What is expected: Please tally the lines of the listing that hold the string "tree", and reply with that total only.

Available records Start Marker

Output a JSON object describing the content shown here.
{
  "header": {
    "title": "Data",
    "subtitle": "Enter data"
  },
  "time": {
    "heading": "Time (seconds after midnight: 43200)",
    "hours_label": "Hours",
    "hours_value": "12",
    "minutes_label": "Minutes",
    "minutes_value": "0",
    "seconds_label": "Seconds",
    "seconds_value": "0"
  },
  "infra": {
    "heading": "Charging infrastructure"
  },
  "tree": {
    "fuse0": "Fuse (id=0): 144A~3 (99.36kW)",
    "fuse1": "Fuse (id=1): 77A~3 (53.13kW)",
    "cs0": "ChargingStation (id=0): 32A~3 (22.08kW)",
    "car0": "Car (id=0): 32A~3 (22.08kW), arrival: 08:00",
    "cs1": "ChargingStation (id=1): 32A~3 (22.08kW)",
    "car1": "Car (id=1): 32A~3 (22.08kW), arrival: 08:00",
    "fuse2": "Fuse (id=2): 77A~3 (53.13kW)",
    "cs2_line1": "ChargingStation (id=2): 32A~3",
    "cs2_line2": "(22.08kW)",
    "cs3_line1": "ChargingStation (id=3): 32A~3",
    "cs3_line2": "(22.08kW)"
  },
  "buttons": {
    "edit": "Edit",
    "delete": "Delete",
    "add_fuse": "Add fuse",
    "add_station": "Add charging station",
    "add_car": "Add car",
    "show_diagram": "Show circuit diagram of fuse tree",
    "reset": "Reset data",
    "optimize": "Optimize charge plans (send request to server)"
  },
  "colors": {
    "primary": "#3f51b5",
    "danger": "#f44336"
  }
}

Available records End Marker

Result of this exercise: 2